Consider introducing additional flexible work arrangements; these could include paid sick leave, reduced hours, and/or shared roles. If you choose to consider these, it is important to provide training and support that may be needed to facilitate these changes. Keep in mind that your workers may need to develop existing skills or learn entirely new ones. They may also require support to use online communication tools and training to learn how to access online courses including online databases or the company intranet.
Stay in touch
Social isolation can cause feelings of anxiety and loneliness, and it is vital that employers recognise this. An enormous range of online products are available to help workers stay connected, however these are unlikely to ever replicate the levels of engagement of face-to-face contact. Encourage staff to check in regularly, and remind them of the importance of setting boundaries and staying connected during the adjustment period. Advocating self-care and educating workers to recognise signs of poor mental health may help to minimise the risk of developing mental health disorders such as anxiety or depression, poor sleep quality, irritability. An inability to cope with everyday tasks can indicate a decline in quality of mental health.
The Perinatal Workplace Wellbeing Program (PWWP), funded by WorkSafe’s WorkWell Mental Health Improvement Fund, is a useful resource for employers and workers who are making the shift to working remotely, while also juggling other demands. WorkSafe Victoria and the Australian Government also offer updates for businesses and individuals on managing changes within the workforce at this time.
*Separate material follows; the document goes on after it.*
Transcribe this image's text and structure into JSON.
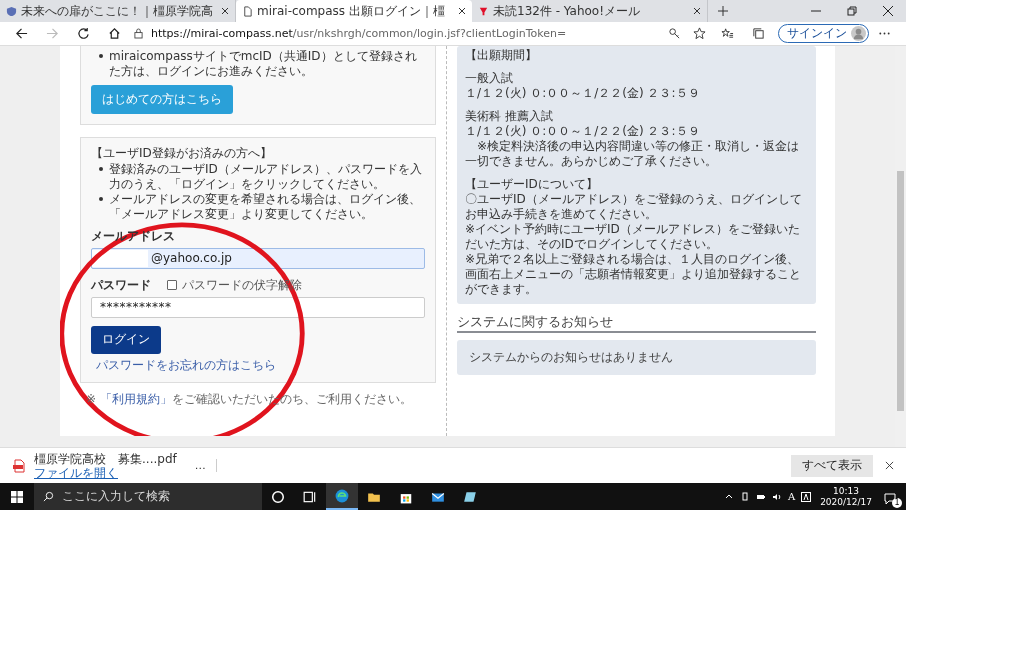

In this constantly changing environment, be clear as you manage worker expectations and communicate changes. Keeping employees updated can help workers to feel valued at a time when there is constant change, and may help them develop a sense of control at a time when many workers have been pushed into a remote working setup involuntarily.
As part of creating a healthy and supportive environment, businesses need to assess existing workplace policies and determine their current relevance, making changes so that these documents can provide a sufficient base to the organisation as they move forward. Changes to existing practices will almost certainly need to be made within many businesses at this time, to ensure their continued viability and relevance in the market landscape.
Rachell Bugeja is project administrator at Transitioning Well, which helps shape and support parental leave, work-life and mature-age transitions and provides services to fit the needs of organisations and employees. Visit: transitioningwell.com.au